In the Hamerkwartier, a former industrial area of Amsterdam North, Allard Architecture was invited to develop a concept for the future expansion of Pand Noord. As is suggested by the name, this project comes as the latest edition from a strong historical lineage. This lineage begins with the former film distributor Pim Hermeling, who wanted to create a Tribeca atmosphere of working in Amsterdam. Through his film distributing company, he established a work space inside an industrial hall which became named Pand Noord. Over several highly successful years, many film-related companies wanted to be associated with the complex, thus a neighbouring extension of Pand Noord II was added.
When determining the volume for this concept, it was clear that the existing urban fabric of the neighbourhood could be read as a patchwork of elements.

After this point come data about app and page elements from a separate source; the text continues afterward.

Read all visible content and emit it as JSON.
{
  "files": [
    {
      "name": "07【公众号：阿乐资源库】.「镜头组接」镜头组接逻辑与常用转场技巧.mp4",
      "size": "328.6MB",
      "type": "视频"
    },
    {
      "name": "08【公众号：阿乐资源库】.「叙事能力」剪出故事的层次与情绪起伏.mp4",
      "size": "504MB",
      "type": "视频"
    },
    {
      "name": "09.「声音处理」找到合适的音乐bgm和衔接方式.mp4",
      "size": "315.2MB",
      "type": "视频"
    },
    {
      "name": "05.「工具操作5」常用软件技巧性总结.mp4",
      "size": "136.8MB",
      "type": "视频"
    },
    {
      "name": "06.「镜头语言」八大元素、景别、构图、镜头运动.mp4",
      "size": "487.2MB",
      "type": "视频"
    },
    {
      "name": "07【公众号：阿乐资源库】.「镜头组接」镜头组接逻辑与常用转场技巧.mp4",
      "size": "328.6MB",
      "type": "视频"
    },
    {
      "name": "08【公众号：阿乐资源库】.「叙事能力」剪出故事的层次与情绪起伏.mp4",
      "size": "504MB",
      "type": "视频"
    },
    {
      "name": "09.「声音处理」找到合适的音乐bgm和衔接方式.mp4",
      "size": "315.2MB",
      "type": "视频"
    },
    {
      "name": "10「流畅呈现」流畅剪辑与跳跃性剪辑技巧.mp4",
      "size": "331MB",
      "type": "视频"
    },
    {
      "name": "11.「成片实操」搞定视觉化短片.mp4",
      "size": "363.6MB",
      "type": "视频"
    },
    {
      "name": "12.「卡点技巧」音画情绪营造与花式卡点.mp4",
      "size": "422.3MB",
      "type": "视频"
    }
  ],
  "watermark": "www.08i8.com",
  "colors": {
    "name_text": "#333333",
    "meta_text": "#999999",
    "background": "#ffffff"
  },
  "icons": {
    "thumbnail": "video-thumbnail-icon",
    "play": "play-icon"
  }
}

Therefore the proposed mass takes steps to be sensitive to these different conditions across its neighbours. The mass undergoes a series of pushing and pulling maneuvres that ultimately preserves daylight for longer portions of the day for its neighbours whilst preserving floor area. The mass finds opportunities across the field that it can expand into. It acts as though it is being poured and moulded to specific gaps of the site as it cascades down from its tower.

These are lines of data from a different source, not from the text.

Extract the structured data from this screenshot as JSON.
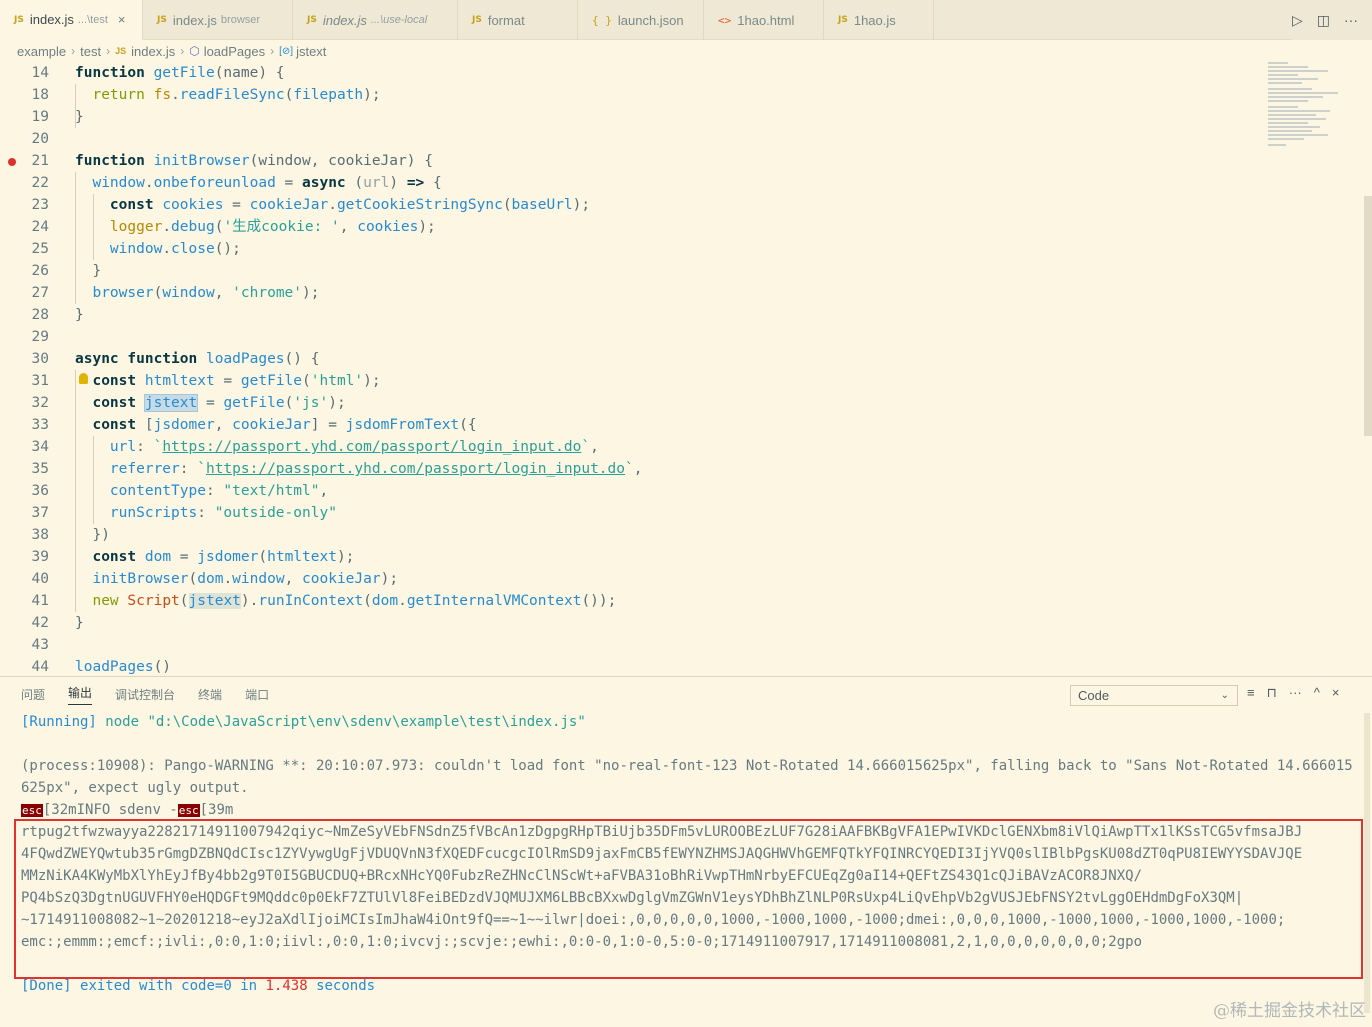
{
  "tabs": [
    {
      "badge": "JS",
      "name": "index.js",
      "desc": "...\\test",
      "active": true,
      "close": "×"
    },
    {
      "badge": "JS",
      "name": "index.js",
      "desc": "browser"
    },
    {
      "badge": "JS",
      "name": "index.js",
      "desc": "...\\use-local",
      "italic": true
    },
    {
      "badge": "JS",
      "name": "format",
      "desc": ""
    },
    {
      "badge": "{ }",
      "name": "launch.json",
      "desc": ""
    },
    {
      "badge": "<>",
      "name": "1hao.html",
      "desc": ""
    },
    {
      "badge": "JS",
      "name": "1hao.js",
      "desc": ""
    }
  ],
  "tab_actions": {
    "run": "▷",
    "split": "◫",
    "more": "···"
  },
  "breadcrumb": {
    "items": [
      "example",
      "test",
      "index.js",
      "loadPages",
      "jstext"
    ],
    "js_badge": "JS",
    "sep": "›"
  },
  "editor": {
    "line_numbers": [
      "14",
      "18",
      "19",
      "20",
      "21",
      "22",
      "23",
      "24",
      "25",
      "26",
      "27",
      "28",
      "29",
      "30",
      "31",
      "32",
      "33",
      "34",
      "35",
      "36",
      "37",
      "38",
      "39",
      "40",
      "41",
      "42",
      "43",
      "44"
    ]
  },
  "panel": {
    "tabs": [
      "问题",
      "输出",
      "调试控制台",
      "终端",
      "端口"
    ],
    "active_tab": "输出",
    "select_value": "Code",
    "actions": [
      "≡",
      "🔒",
      "···",
      "^",
      "×"
    ]
  },
  "output": {
    "running_prefix": "[Running]",
    "running_cmd": "node",
    "running_path": "\"d:\\Code\\JavaScript\\env\\sdenv\\example\\test\\index.js\"",
    "warning": "(process:10908): Pango-WARNING **: 20:10:07.973: couldn't load font \"no-real-font-123 Not-Rotated 14.666015625px\", falling back to \"Sans Not-Rotated 14.666015625px\", expect ugly output.",
    "info_esc1": "esc",
    "info_mid": "[32mINFO sdenv -",
    "info_esc2": "esc",
    "info_end": "[39m",
    "result": [
      "rtpug2tfwzwayya22821714911007942qiyc~NmZeSyVEbFNSdnZ5fVBcAn1zDgpgRHpTBiUjb35DFm5vLUROOBEzLUF7G28iAAFBKBgVFA1EPwIVKDclGENXbm8iVlQiAwpTTx1lKSsTCG5vfmsaJBJ",
      "4FQwdZWEYQwtub35rGmgDZBNQdCIsc1ZYVywgUgFjVDUQVnN3fXQEDFcucgcIOlRmSD9jaxFmCB5fEWYNZHMSJAQGHWVhGEMFQTkYFQINRCYQEDI3IjYVQ0slIBlbPgsKU08dZT0qPU8IEWYYSDAVJQE",
      "MMzNiKA4KWyMbXlYhEyJfBy4bb2g9T0I5GBUCDUQ+BRcxNHcYQ0FubzReZHNcClNScWt+aFVBA31oBhRiVwpTHmNrbyEFCUEqZg0aI14+QEFtZS43Q1cQJiBAVzACOR8JNXQ/",
      "PQ4bSzQ3DgtnUGUVFHY0eHQDGFt9MQddc0p0EkF7ZTUlVl8FeiBEDzdVJQMUJXM6LBBcBXxwDglgVmZGWnV1eysYDhBhZlNLP0RsUxp4LiQvEhpVb2gVUSJEbFNSY2tvLggOEHdmDgFoX3QM|",
      "~1714911008082~1~20201218~eyJ2aXdlIjoiMCIsImJhaW4iOnt9fQ==~1~~ilwr|doei:,0,0,0,0,0,1000,-1000,1000,-1000;dmei:,0,0,0,1000,-1000,1000,-1000,1000,-1000;",
      "emc:;emmm:;emcf:;ivli:,0:0,1:0;iivl:,0:0,1:0;ivcvj:;scvje:;ewhi:,0:0-0,1:0-0,5:0-0;1714911007917,1714911008081,2,1,0,0,0,0,0,0,0;2gpo"
    ],
    "done_prefix": "[Done]",
    "done_text": "exited with",
    "done_code": "code=0",
    "done_in": "in",
    "done_time": "1.438",
    "done_seconds": "seconds"
  },
  "watermark": "@稀土掘金技术社区",
  "colors": {
    "background": "#fdf6e3",
    "keyword": "#073642",
    "function": "#268bd2",
    "string": "#2aa198",
    "highlight_box": "#e0332f"
  }
}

The building will also provide a large public arcade that connects the site's north and south. This will be the centralised heart that connects the various wings of the building together, as well as vertically to the tower. This corridor could be further activated as an art gallery, connecting its internal functions with the thriving cultural scene in the area. Finally, to compose a building that works in multiple orientations, different ingredients were needed. A glass base plugs into a robust body of brickwork, whilst at the head of the building and flowing down to the ground is a light wooden system that softens the tower’s appearance. Whilst the qualities of each differ greatly, they each interlock with other, reliant on the others to come to a unified whole.
Allard Meine Jansen